◆ **RECORDS PROVIDED**:
########################################

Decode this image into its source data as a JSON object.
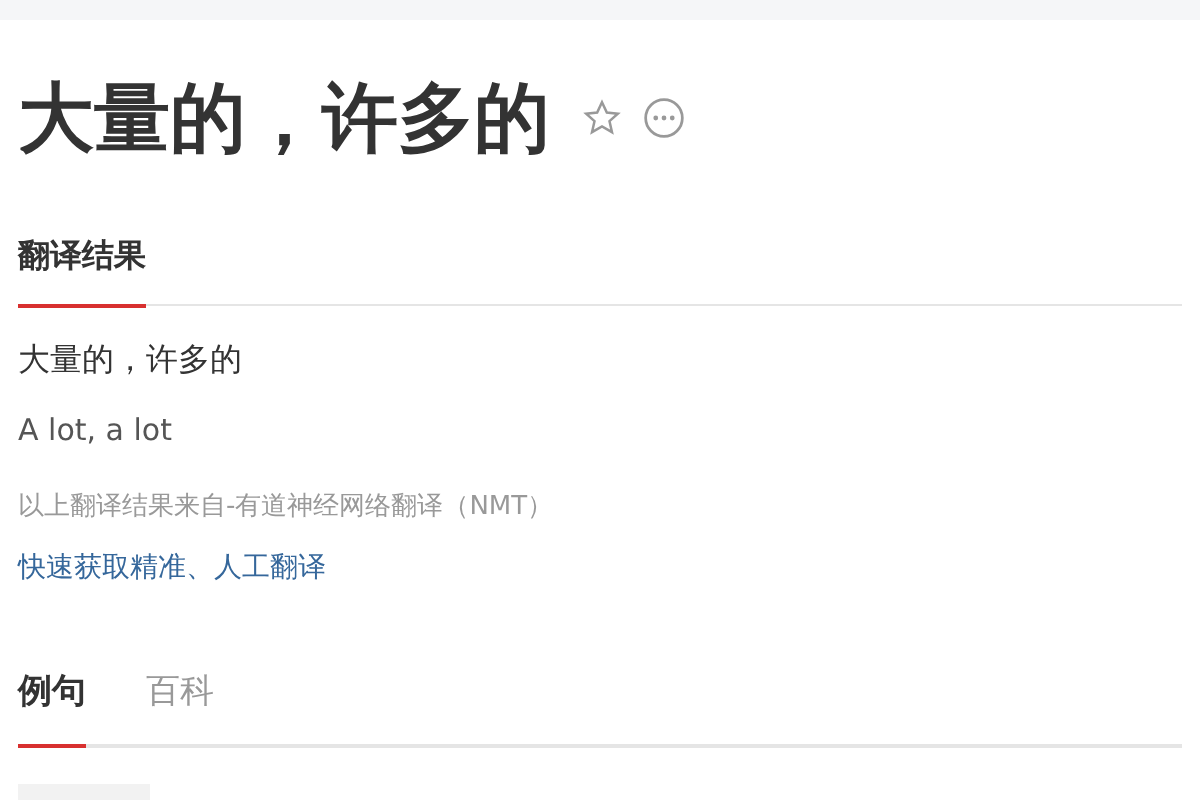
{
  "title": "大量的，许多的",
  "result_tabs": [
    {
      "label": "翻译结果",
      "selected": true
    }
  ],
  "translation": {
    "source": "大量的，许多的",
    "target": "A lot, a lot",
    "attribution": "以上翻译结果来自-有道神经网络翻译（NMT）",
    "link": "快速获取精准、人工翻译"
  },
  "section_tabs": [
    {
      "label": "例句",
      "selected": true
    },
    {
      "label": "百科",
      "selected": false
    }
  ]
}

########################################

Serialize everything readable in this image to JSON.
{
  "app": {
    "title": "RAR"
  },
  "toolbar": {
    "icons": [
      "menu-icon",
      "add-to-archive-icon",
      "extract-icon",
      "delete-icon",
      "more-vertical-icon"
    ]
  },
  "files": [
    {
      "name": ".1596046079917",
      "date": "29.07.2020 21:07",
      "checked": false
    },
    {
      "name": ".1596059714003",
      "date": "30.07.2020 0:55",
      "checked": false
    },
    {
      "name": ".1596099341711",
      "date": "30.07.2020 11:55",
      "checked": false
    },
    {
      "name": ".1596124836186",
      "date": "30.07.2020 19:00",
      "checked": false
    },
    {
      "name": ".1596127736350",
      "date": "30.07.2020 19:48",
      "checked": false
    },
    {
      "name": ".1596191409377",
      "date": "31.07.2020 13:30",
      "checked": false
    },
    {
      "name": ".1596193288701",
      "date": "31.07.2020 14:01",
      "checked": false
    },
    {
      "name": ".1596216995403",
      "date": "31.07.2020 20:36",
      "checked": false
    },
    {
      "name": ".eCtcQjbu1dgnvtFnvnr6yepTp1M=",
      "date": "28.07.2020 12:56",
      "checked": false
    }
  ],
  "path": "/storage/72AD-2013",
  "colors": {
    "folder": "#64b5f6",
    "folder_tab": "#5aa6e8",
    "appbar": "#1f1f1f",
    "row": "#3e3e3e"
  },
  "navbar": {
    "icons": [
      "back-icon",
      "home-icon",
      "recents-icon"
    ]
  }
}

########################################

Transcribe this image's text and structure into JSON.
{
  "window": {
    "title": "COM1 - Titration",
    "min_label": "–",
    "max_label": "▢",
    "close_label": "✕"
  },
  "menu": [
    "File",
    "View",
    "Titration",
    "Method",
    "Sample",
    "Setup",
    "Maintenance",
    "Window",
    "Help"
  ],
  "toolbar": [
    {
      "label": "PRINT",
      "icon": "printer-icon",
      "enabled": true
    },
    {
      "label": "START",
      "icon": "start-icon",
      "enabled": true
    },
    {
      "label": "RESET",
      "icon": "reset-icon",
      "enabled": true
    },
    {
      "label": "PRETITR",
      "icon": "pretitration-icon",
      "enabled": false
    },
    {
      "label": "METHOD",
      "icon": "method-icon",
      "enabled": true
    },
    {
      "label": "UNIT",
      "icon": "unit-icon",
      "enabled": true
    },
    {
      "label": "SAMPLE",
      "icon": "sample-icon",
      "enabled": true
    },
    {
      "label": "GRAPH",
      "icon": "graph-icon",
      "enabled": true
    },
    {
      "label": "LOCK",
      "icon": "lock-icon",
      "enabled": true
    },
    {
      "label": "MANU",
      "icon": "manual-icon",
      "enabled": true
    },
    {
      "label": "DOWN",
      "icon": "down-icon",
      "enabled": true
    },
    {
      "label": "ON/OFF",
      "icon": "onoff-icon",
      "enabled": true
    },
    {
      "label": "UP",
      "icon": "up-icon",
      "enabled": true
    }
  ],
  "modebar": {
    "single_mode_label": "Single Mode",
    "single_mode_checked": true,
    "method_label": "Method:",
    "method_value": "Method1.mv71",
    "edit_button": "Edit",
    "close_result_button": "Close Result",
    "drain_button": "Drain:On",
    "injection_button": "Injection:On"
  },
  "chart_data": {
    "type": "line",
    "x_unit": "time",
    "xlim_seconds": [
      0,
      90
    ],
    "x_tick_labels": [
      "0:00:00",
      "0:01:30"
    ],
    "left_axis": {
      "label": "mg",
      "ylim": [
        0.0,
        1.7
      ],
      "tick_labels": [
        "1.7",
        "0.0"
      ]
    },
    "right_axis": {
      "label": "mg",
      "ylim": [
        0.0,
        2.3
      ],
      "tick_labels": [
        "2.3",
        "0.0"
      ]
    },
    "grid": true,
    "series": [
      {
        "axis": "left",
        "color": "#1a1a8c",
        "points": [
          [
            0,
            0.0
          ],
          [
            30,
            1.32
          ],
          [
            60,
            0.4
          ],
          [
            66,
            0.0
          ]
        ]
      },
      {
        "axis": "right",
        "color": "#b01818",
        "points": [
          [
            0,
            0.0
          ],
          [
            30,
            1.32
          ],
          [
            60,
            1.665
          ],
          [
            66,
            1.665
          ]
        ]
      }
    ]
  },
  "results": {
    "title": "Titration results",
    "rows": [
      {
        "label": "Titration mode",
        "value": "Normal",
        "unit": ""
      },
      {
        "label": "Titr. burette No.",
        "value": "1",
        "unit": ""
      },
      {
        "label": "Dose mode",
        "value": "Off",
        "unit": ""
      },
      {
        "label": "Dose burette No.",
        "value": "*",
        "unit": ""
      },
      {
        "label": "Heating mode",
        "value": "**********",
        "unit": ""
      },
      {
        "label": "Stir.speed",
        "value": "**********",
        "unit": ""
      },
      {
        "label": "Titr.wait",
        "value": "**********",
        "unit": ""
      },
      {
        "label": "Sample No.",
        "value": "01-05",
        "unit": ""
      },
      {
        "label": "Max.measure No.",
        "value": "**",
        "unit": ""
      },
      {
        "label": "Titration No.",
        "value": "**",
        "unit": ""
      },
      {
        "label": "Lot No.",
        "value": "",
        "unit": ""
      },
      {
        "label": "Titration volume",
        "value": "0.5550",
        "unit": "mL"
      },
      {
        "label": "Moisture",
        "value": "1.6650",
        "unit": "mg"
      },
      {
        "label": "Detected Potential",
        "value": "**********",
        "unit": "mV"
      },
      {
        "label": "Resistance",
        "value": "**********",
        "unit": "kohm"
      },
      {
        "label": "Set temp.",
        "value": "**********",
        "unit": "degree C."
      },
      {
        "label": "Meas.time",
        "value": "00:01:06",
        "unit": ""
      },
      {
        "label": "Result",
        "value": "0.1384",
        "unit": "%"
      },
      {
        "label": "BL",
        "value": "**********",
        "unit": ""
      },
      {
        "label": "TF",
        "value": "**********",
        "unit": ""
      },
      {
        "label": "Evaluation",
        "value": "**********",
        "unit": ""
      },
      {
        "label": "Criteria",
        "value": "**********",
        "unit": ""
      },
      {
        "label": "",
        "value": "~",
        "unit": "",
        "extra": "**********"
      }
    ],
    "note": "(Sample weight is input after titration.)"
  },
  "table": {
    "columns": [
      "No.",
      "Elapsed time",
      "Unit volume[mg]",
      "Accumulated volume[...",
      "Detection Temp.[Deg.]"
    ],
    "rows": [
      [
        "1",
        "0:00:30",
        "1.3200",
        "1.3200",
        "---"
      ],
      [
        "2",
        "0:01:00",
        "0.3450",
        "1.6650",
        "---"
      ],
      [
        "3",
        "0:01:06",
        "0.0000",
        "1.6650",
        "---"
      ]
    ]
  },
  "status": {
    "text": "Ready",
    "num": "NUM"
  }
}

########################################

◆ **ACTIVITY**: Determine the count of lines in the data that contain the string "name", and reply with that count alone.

◆ **COMPLETED TASK**: 9